top_1_963_35.JPG
top_2_1.jpg top_2_2.jpg
 
 
  HOME   PUBLISH   DONATE   ABOUT   CONTACT   HELP   SEARCH  
 
   
The Fractured Metropolis
Political Fragmentation and Metropolitan Segregation
The Fractured Metropolis
Click on image to enlarge

Gregory R. Weiher - Author
SUNY series, The New Inequalities
N/A
Hardcover - 225 pages
Release Date: July 1991
ISBN10: 0-7914-0564-8
ISBN13: 978-0-7914-0564-2

Out of Print
Price: $33.95 
Paperback - 225 pages
Release Date: July 1991
ISBN10: 0-7914-0565-6
ISBN13: 978-0-7914-0565-9

Quantity:  
Available as a Google eBook
for other eReaders and tablet devices.
Click icon below...


Summary Read First Chapter image missing

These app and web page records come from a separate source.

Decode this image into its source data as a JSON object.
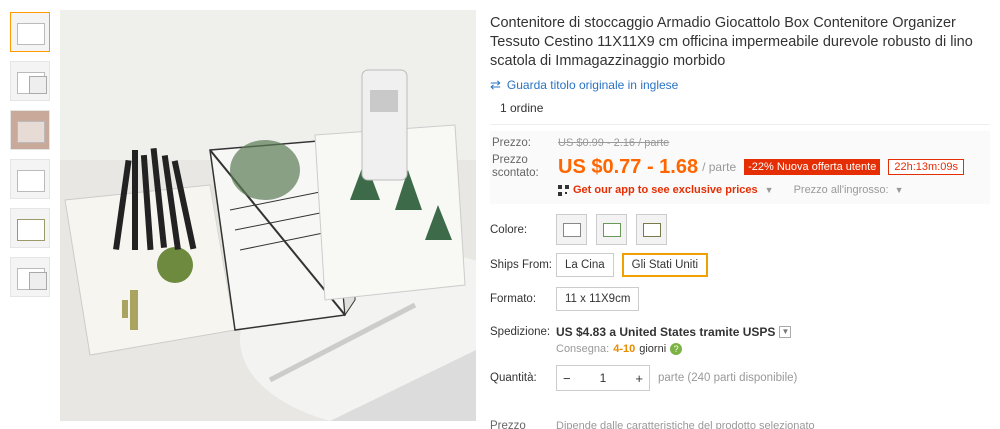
{
  "title": "Contenitore di stoccaggio Armadio Giocattolo Box Contenitore Organizer Tessuto Cestino 11X11X9 cm officina impermeabile durevole robusto di lino scatola di Immagazzinaggio morbido",
  "translate_link": "Guarda titolo originale in inglese",
  "orders": "1 ordine",
  "price": {
    "label": "Prezzo:",
    "original": "US $0.99 - 2.16 / parte",
    "discount_label": "Prezzo scontato:",
    "discounted": "US $0.77 - 1.68",
    "unit": "/ parte",
    "badge": "-22% Nuova offerta utente",
    "timer": "22h:13m:09s",
    "app_link": "Get our app to see exclusive prices",
    "wholesale": "Prezzo all'ingrosso:"
  },
  "colors": {
    "label": "Colore:",
    "options": [
      "grey-box",
      "green-leaf-box",
      "cactus-box"
    ]
  },
  "ships_from": {
    "label": "Ships From:",
    "options": [
      "La Cina",
      "Gli Stati Uniti"
    ],
    "selected": "Gli Stati Uniti"
  },
  "format": {
    "label": "Formato:",
    "value": "11 x 11X9cm"
  },
  "shipping": {
    "label": "Spedizione:",
    "text": "US $4.83 a United States tramite USPS",
    "delivery_prefix": "Consegna:",
    "delivery_days": "4-10",
    "delivery_suffix": "giorni"
  },
  "quantity": {
    "label": "Quantità:",
    "minus": "−",
    "value": "1",
    "plus": "+",
    "note": "parte (240 parti disponibile)"
  },
  "bottom": {
    "label": "Prezzo",
    "text": "Dipende dalle caratteristiche del prodotto selezionato"
  },
  "accent": "#ff6600",
  "badge_color": "#e62e04"
}
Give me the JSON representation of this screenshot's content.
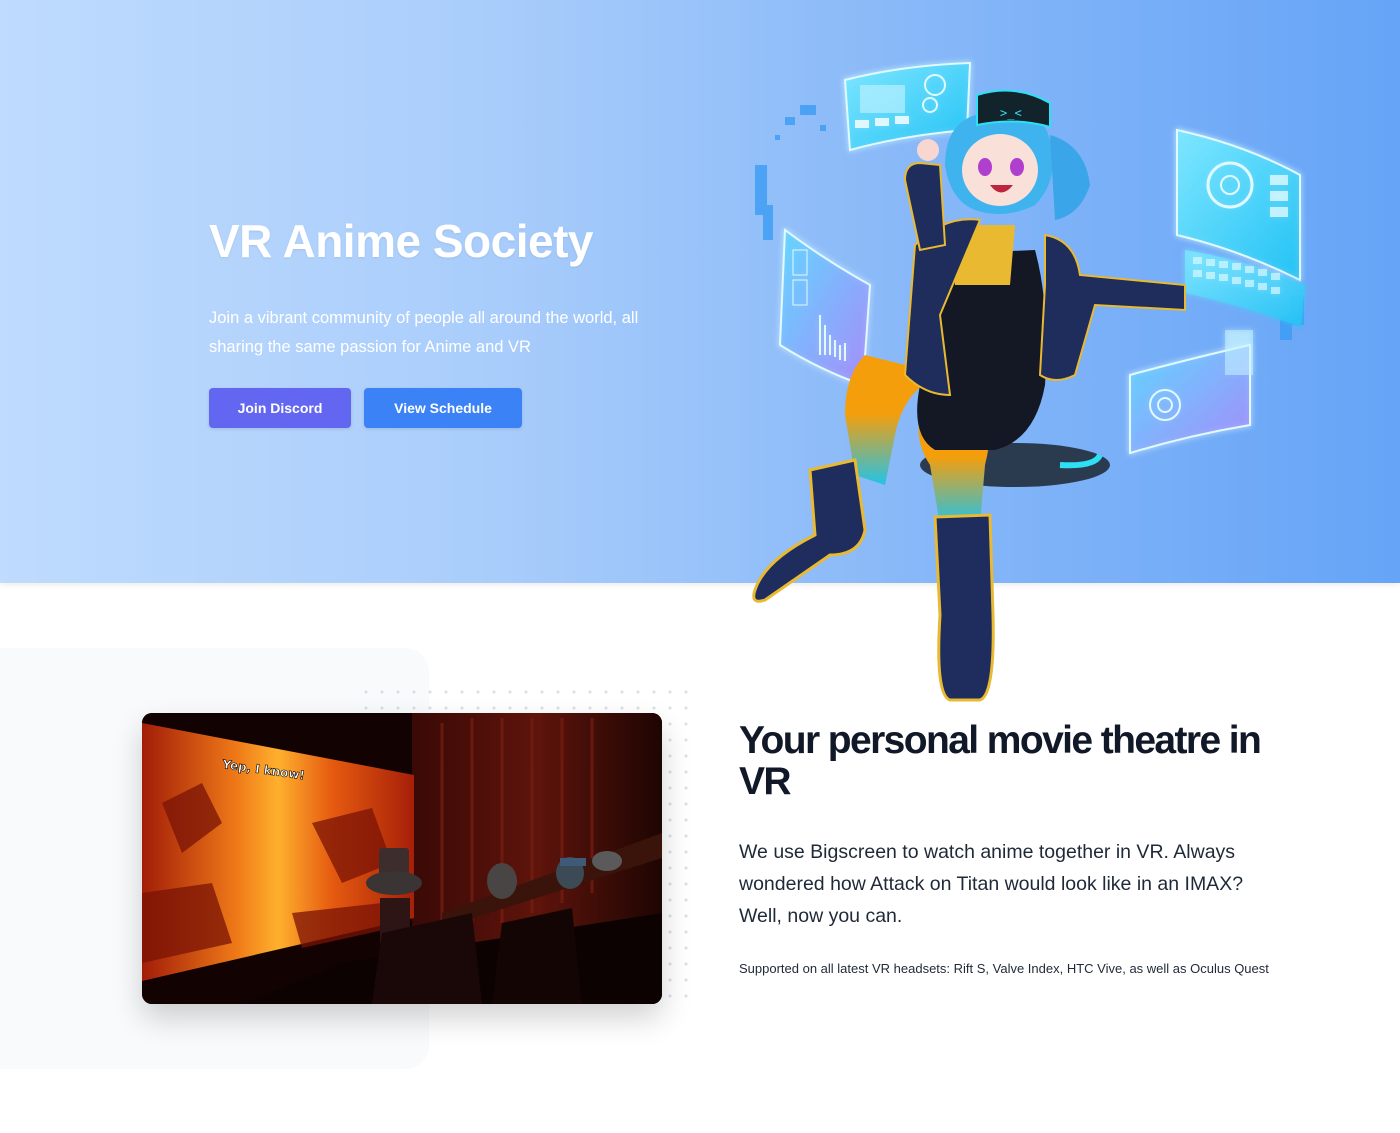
{
  "hero": {
    "title": "VR Anime Society",
    "description": "Join a vibrant community of people all around the world, all sharing the same passion for Anime and VR",
    "buttons": {
      "join_discord": "Join Discord",
      "view_schedule": "View Schedule"
    },
    "illustration": "anime-girl-vr-headset-illustration",
    "colors": {
      "join_discord": "#6366f1",
      "view_schedule": "#3b82f6"
    }
  },
  "feature": {
    "image": "bigscreen-vr-theatre-screenshot",
    "image_subtitle": "Yep, I know!",
    "title": "Your personal movie theatre in VR",
    "description": "We use Bigscreen to watch anime together in VR. Always wondered how Attack on Titan would look like in an IMAX? Well, now you can.",
    "note": "Supported on all latest VR headsets: Rift S, Valve Index, HTC Vive, as well as Oculus Quest"
  }
}
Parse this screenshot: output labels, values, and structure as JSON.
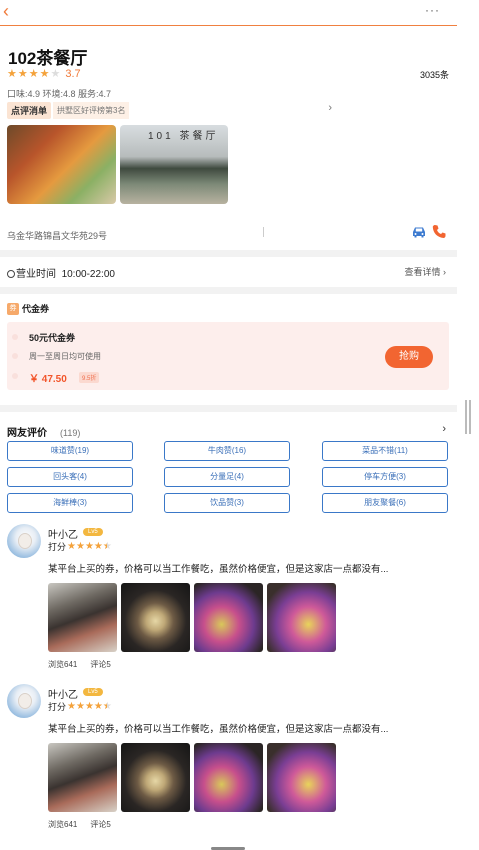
{
  "topbar": {
    "back_icon": "‹",
    "more_icon": "···"
  },
  "shop": {
    "name": "102茶餐厅",
    "stars": 3.5,
    "score": "3.7",
    "review_count": "3035条",
    "subscores": "口味:4.9 环境:4.8 服务:4.7",
    "rank_badge": "点评消单",
    "rank_text": "拱墅区好评榜第3名",
    "store_sign": "101 茶餐厅",
    "address": "乌金华路锦昌文华苑29号"
  },
  "hours": {
    "label": "营业时间",
    "value": "10:00-22:00",
    "more": "查看详情 ›"
  },
  "voucher": {
    "tag": "券",
    "section_title": "代金券",
    "name": "50元代金券",
    "desc": "周一至周日均可使用",
    "price": "￥ 47.50",
    "discount": "9.5折",
    "buy_label": "抢购"
  },
  "reviews": {
    "title": "网友评价",
    "count": "(119)",
    "arrow": "›",
    "tags": [
      "味道赞(19)",
      "牛肉赞(16)",
      "菜品不错(11)",
      "回头客(4)",
      "分量足(4)",
      "停车方便(3)",
      "海鲜棒(3)",
      "饮品赞(3)",
      "朋友聚餐(6)"
    ],
    "items": [
      {
        "user": "叶小乙",
        "level": "Lv5",
        "rate_label": "打分",
        "text": "某平台上买的券，价格可以当工作餐吃，虽然价格便宜，但是这家店一点都没有...",
        "views": "浏览641",
        "comments": "评论5"
      },
      {
        "user": "叶小乙",
        "level": "Lv5",
        "rate_label": "打分",
        "text": "某平台上买的券，价格可以当工作餐吃，虽然价格便宜，但是这家店一点都没有...",
        "views": "浏览641",
        "comments": "评论5"
      }
    ]
  },
  "colors": {
    "accent": "#f26531",
    "star": "#f4a23b",
    "tag_border": "#3a78c8"
  }
}
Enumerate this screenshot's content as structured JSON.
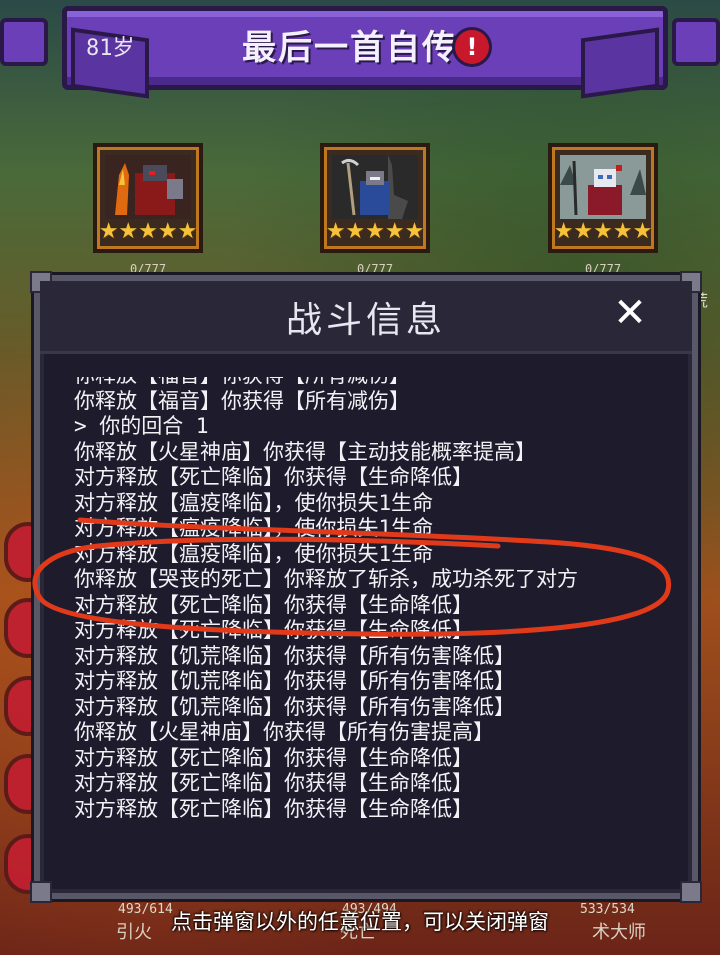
{
  "header": {
    "age": "81岁",
    "title": "最后一首自传",
    "warning_icon": "!"
  },
  "heroes": [
    {
      "stars": "★★★★★",
      "count": "0/777"
    },
    {
      "stars": "★★★★★",
      "count": "0/777"
    },
    {
      "stars": "★★★★★",
      "count": "0/777"
    }
  ],
  "side_label": "荒",
  "dialog": {
    "title": "战斗信息",
    "close_label": "✕",
    "log": [
      "你释放【福音】你获得【所有减伤】",
      "你释放【福音】你获得【所有减伤】",
      "> 你的回合 1",
      "你释放【火星神庙】你获得【主动技能概率提高】",
      "对方释放【死亡降临】你获得【生命降低】",
      "对方释放【瘟疫降临】，使你损失1生命",
      "对方释放【瘟疫降临】，使你损失1生命",
      "对方释放【瘟疫降临】，使你损失1生命",
      "你释放【哭丧的死亡】你释放了斩杀，成功杀死了对方",
      "对方释放【死亡降临】你获得【生命降低】",
      "对方释放【死亡降临】你获得【生命降低】",
      "对方释放【饥荒降临】你获得【所有伤害降低】",
      "对方释放【饥荒降临】你获得【所有伤害降低】",
      "对方释放【饥荒降临】你获得【所有伤害降低】",
      "你释放【火星神庙】你获得【所有伤害提高】",
      "对方释放【死亡降临】你获得【生命降低】",
      "对方释放【死亡降临】你获得【生命降低】",
      "对方释放【死亡降临】你获得【生命降低】"
    ]
  },
  "footer": {
    "hint": "点击弹窗以外的任意位置，可以关闭弹窗",
    "stat_left": "493/614",
    "stat_mid": "493/494",
    "stat_right": "533/534",
    "name_left": "引火",
    "name_mid": "死亡",
    "name_right": "术大师"
  },
  "colors": {
    "annotation": "#e03a1a",
    "banner": "#6a3fb8",
    "star": "#f6c23a"
  }
}
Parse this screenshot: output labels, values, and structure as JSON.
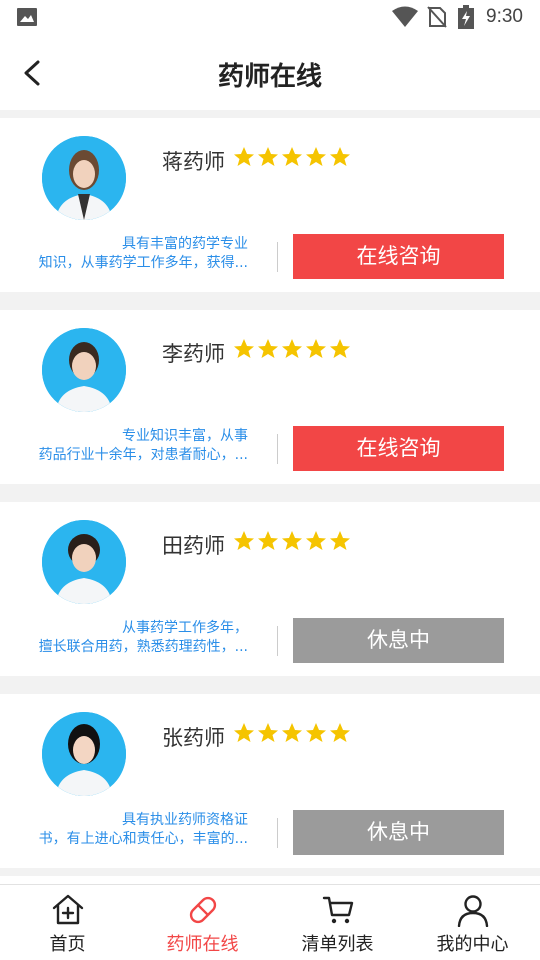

"I think this book is an outstanding original interpretation of urban political and social fragmentation. The argument is elegantly expressed and tailored to its place in existing theory with exceptional clarity and skill. The field of urban politics has frequently been characterized as lacking coherent political and social theory, except perhaps, for that contributed by economists. This book runs squarely in the other direction giving considerable form to an explicit information processing theory of mass behavior in which fundamental political institutional arrangements, such as political boundaries, play not just a role, but are decisive in explaining commonly observed patterns in racial distributions. Seldom have undeniably political factors been assigned such a central role in explaining widespread social phenomena." -- Carol W. Kohfeld, University of Missouri, St. Louis

Gregory R. Weiher is Assistant Professor of Political Science at the University of Houston.


Bookmark and Share

Table of Contents

Preface

1. Urban Political Boundaries and Metropolitan Fragmentation

2. Place, Preferences, and Information: Political Boundaries and Population Sorting

3. An Information-Based Model of Jurisdictional Tipping

4. Public Policy and Patterns of Residential Segregation

5. The Impact of Boundary Configuration

6. A Case in Point: Richmond Heights, Missouri

7. Conclusions and Implications

References

Index



Related Subjects
22312/22297(LGP/DG/)

Related Titles

International Relations--Still an American Social Science?
International Relations--Still an American Social Science?
Debating the Global Financial Architecture
Debating the Global Financial Architecture
Chinese Democracy and the Crisis of 1989
Chinese Democracy and the Crisis of 1989
Global Limits
Global Limits
Imperialism and Internationalism in the Discipline of International Relations
Imperialism and Internationalism in the Discipline of International Relations
Energy and the Politics of the North Atlantic
Energy and the Politics of the North Atlantic
States of Liberalization
States of Liberalization
Nationalism and Self-Government
Nationalism and Self-Government
The Public Side of Representation
The Public Side of Representation
Which Lessons Matter?
Which Lessons Matter?



 
bottom_1_963_35.jpg